Food & Paper: Connecting ethnomusicology and machine learning: Multidisciplinary analysis of Maracatu de Baque Solto (Baraldi and Davies)

This week's Food & Paper will be given by Filippo Bonini Baraldi (Universidade Nova) and Matthew Davies (University of Coimbra) on Connecting ethnomusicology and machine learning.

Filippo Bonini Baraldi and Matthew Davies


Maracatu de Baque Solto is a carnival practice in rural Pernambuco in north eastern Brazil, which is characterised by alternating periods of complex dance and loud, fast-paced music with improvised poetry. Maracatu is understood to bestow a special protective function on local communities and is thus strongly tied to a sense of collective well-being. Unlike many other musics from Brazil which are well-known globally, Maracatu remains a highly localised practice and has been the subject of very little academic research. Within the context of the Portuguese nationally-funded project “HELP-MD - The Healing and Emotional Power of Music and Dance”, we execute a strongly multidisciplinary approach to understanding the performative and aesthetic strategies within Maracatu, which links ethnomusicological field research with motion capture, audio engineering, music signal processing, and machine learning. In this presentation we seek to highlight the necessity of such a multidisciplinary approach and in turn how this can enable the observation of precise timing information which can lead to new ethnomusicological understanding of the practice of Maracatu.

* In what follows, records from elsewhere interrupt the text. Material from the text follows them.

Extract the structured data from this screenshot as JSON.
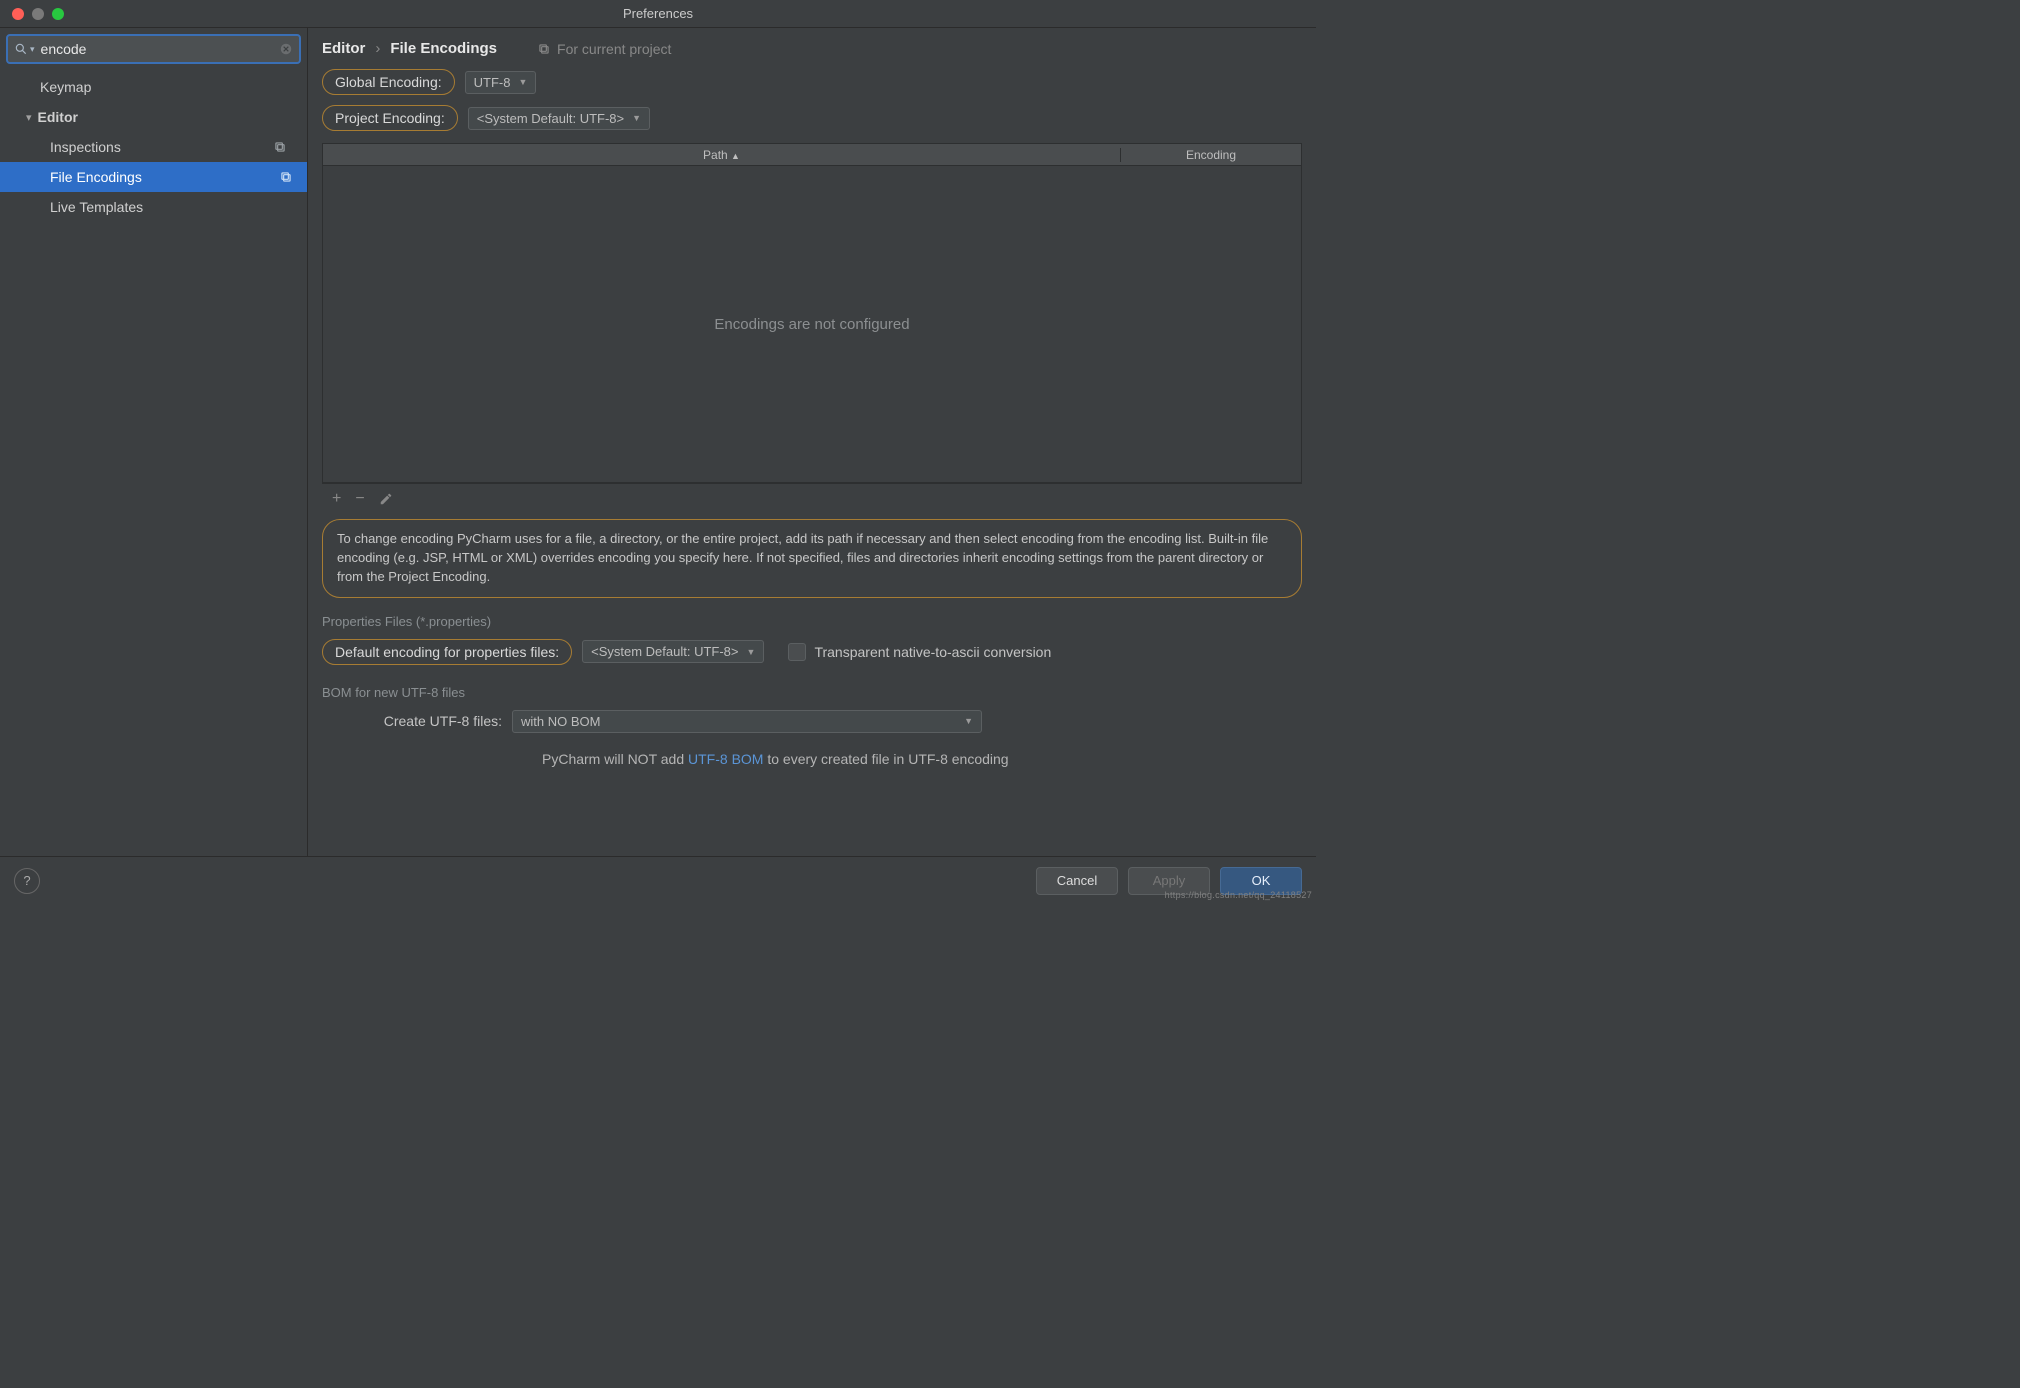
{
  "window": {
    "title": "Preferences"
  },
  "search": {
    "value": "encode"
  },
  "sidebar": {
    "items": [
      {
        "label": "Keymap",
        "level": 1,
        "expandable": false
      },
      {
        "label": "Editor",
        "level": 1,
        "expandable": true
      },
      {
        "label": "Inspections",
        "level": 2,
        "has_copy": true
      },
      {
        "label": "File Encodings",
        "level": 2,
        "has_copy": true,
        "selected": true
      },
      {
        "label": "Live Templates",
        "level": 2
      }
    ]
  },
  "breadcrumb": {
    "root": "Editor",
    "leaf": "File Encodings",
    "scope": "For current project"
  },
  "settings": {
    "global_label": "Global Encoding:",
    "global_value": "UTF-8",
    "project_label": "Project Encoding:",
    "project_value": "<System Default: UTF-8>"
  },
  "table": {
    "col_path": "Path",
    "col_enc": "Encoding",
    "empty": "Encodings are not configured"
  },
  "help_text": "To change encoding PyCharm uses for a file, a directory, or the entire project, add its path if necessary and then select encoding from the encoding list. Built-in file encoding (e.g. JSP, HTML or XML) overrides encoding you specify here. If not specified, files and directories inherit encoding settings from the parent directory or from the Project Encoding.",
  "properties": {
    "section": "Properties Files (*.properties)",
    "default_label": "Default encoding for properties files:",
    "default_value": "<System Default: UTF-8>",
    "transparent_label": "Transparent native-to-ascii conversion"
  },
  "bom": {
    "section": "BOM for new UTF-8 files",
    "create_label": "Create UTF-8 files:",
    "create_value": "with NO BOM",
    "info_pre": "PyCharm will NOT add ",
    "info_link": "UTF-8 BOM",
    "info_post": " to every created file in UTF-8 encoding"
  },
  "footer": {
    "cancel": "Cancel",
    "apply": "Apply",
    "ok": "OK"
  },
  "watermark": "https://blog.csdn.net/qq_24118527"
}
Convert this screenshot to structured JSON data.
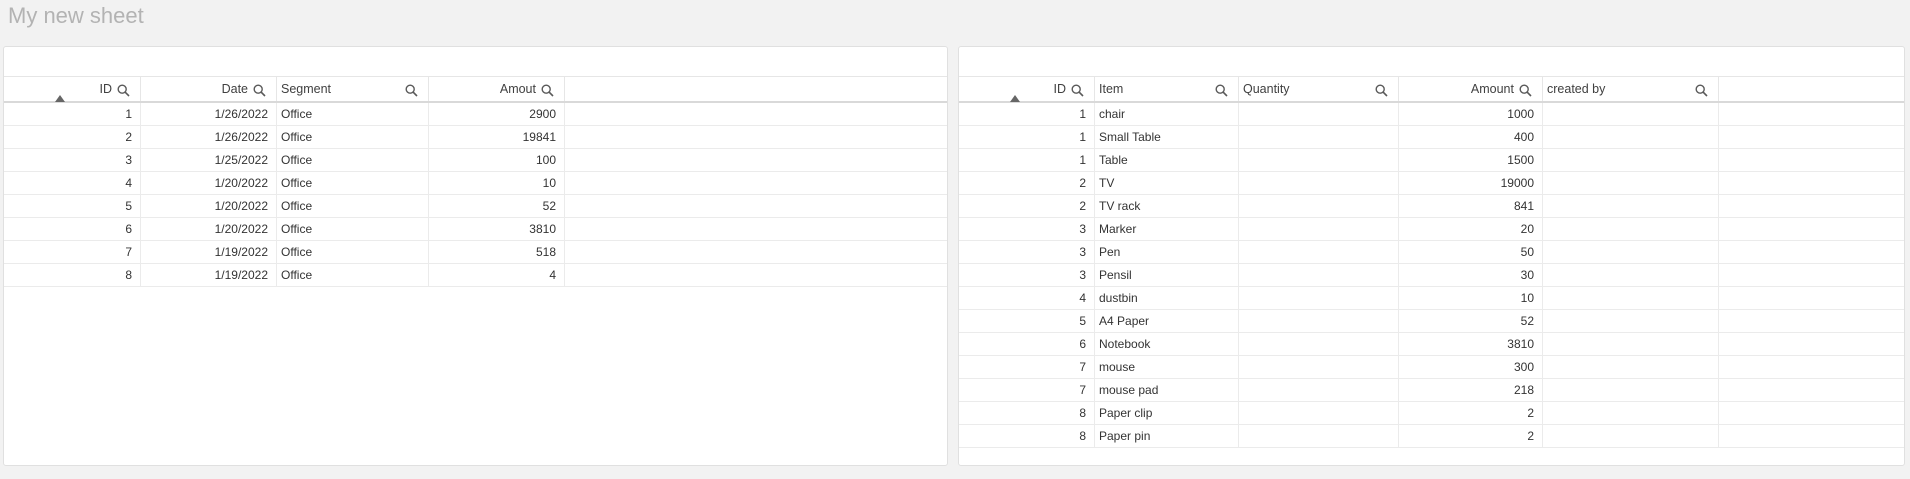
{
  "sheet": {
    "title": "My new sheet"
  },
  "left_table": {
    "columns": [
      {
        "key": "id",
        "label": "ID"
      },
      {
        "key": "date",
        "label": "Date"
      },
      {
        "key": "segment",
        "label": "Segment"
      },
      {
        "key": "amount",
        "label": "Amout"
      }
    ],
    "rows": [
      {
        "id": "1",
        "date": "1/26/2022",
        "segment": "Office",
        "amount": "2900"
      },
      {
        "id": "2",
        "date": "1/26/2022",
        "segment": "Office",
        "amount": "19841"
      },
      {
        "id": "3",
        "date": "1/25/2022",
        "segment": "Office",
        "amount": "100"
      },
      {
        "id": "4",
        "date": "1/20/2022",
        "segment": "Office",
        "amount": "10"
      },
      {
        "id": "5",
        "date": "1/20/2022",
        "segment": "Office",
        "amount": "52"
      },
      {
        "id": "6",
        "date": "1/20/2022",
        "segment": "Office",
        "amount": "3810"
      },
      {
        "id": "7",
        "date": "1/19/2022",
        "segment": "Office",
        "amount": "518"
      },
      {
        "id": "8",
        "date": "1/19/2022",
        "segment": "Office",
        "amount": "4"
      }
    ]
  },
  "right_table": {
    "columns": [
      {
        "key": "id",
        "label": "ID"
      },
      {
        "key": "item",
        "label": "Item"
      },
      {
        "key": "quantity",
        "label": "Quantity"
      },
      {
        "key": "amount",
        "label": "Amount"
      },
      {
        "key": "created_by",
        "label": "created by"
      }
    ],
    "rows": [
      {
        "id": "1",
        "item": "chair",
        "quantity": "",
        "amount": "1000",
        "created_by": ""
      },
      {
        "id": "1",
        "item": "Small Table",
        "quantity": "",
        "amount": "400",
        "created_by": ""
      },
      {
        "id": "1",
        "item": "Table",
        "quantity": "",
        "amount": "1500",
        "created_by": ""
      },
      {
        "id": "2",
        "item": "TV",
        "quantity": "",
        "amount": "19000",
        "created_by": ""
      },
      {
        "id": "2",
        "item": "TV rack",
        "quantity": "",
        "amount": "841",
        "created_by": ""
      },
      {
        "id": "3",
        "item": "Marker",
        "quantity": "",
        "amount": "20",
        "created_by": ""
      },
      {
        "id": "3",
        "item": "Pen",
        "quantity": "",
        "amount": "50",
        "created_by": ""
      },
      {
        "id": "3",
        "item": "Pensil",
        "quantity": "",
        "amount": "30",
        "created_by": ""
      },
      {
        "id": "4",
        "item": "dustbin",
        "quantity": "",
        "amount": "10",
        "created_by": ""
      },
      {
        "id": "5",
        "item": "A4 Paper",
        "quantity": "",
        "amount": "52",
        "created_by": ""
      },
      {
        "id": "6",
        "item": "Notebook",
        "quantity": "",
        "amount": "3810",
        "created_by": ""
      },
      {
        "id": "7",
        "item": "mouse",
        "quantity": "",
        "amount": "300",
        "created_by": ""
      },
      {
        "id": "7",
        "item": "mouse pad",
        "quantity": "",
        "amount": "218",
        "created_by": ""
      },
      {
        "id": "8",
        "item": "Paper clip",
        "quantity": "",
        "amount": "2",
        "created_by": ""
      },
      {
        "id": "8",
        "item": "Paper pin",
        "quantity": "",
        "amount": "2",
        "created_by": ""
      }
    ]
  }
}
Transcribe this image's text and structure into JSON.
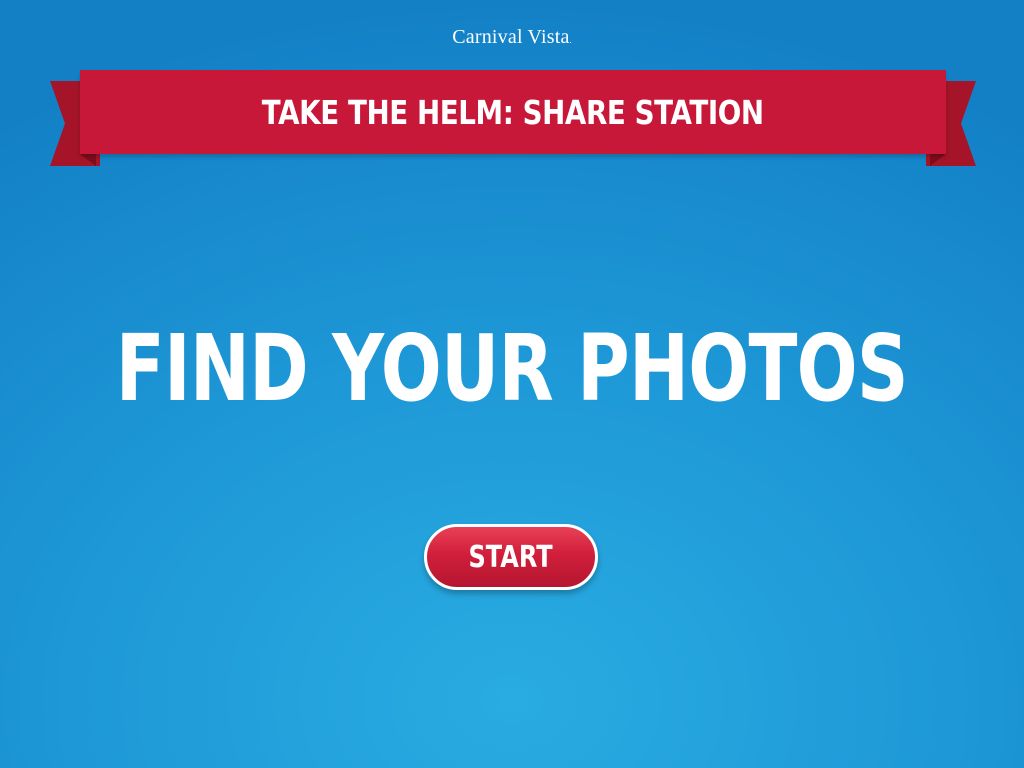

Filippo Bonini Baraldi is an assistant researcher (Investigador FCT fellow, 2015-20) at the Instituto de Etnomusicologia (INET-MD), Universidade Nova, Lisbon (Portugal), and an associate member of the Centre de Recherche en Ethnomusicologie (CREM-LESC, Université Paris Ouest Nanterre, France). He obtained a MA degree ("Laurea") in Electronic Engineering at Padova University (Italy) in 2001, completed a MA degree in Music Technology at the Institute of Research and Coordination Acoustic/Music (IRCAM, Paris) in 2003, and accomplished a Ph.D. in Ethnomusicology at Nanterre University in 2010 with the jury's unanimously honors. He obtained a doctoral grant by the French National Center for Scientific Research (CNRS, 2003-2006) and a post-doctoral fellowship by the Society of Ethnology of Nanterre (E. Fleichman, 2011). His doctoral researches have been awarded the prestigious international Ph.D. thesis prize by the Quai Branly Museum (Paris, 2011). 

Matthew Davies is a music information retrieval researcher with a background in digital signal processing, and currently holds an FCT Investigator Development Grant at CISUC, Centre for Informatics and Systems of the University of Coimbra, and is an external collaborator at INESC TEC. His main research interests include the analysis of rhythm in musical audio signals, evaluation methodology, creative music applications, music therapy, and reproducible research. His most recent research has been in the development of compact and computationally efficient deep neural networks for the analysis of rhythmic structure. From 2014-2019, Matthew coordinated the Sound and Music Computing Group in the Centre for Telecommunications and Multimedia at INESC TEC, and was an Invited Assistant Professor at the Faculty of Engineering of the University of Porto, in Portugal. 

Published Jan. 27, 2021 1:45 PM - Last modified Jan. 27, 2021 1:45 PM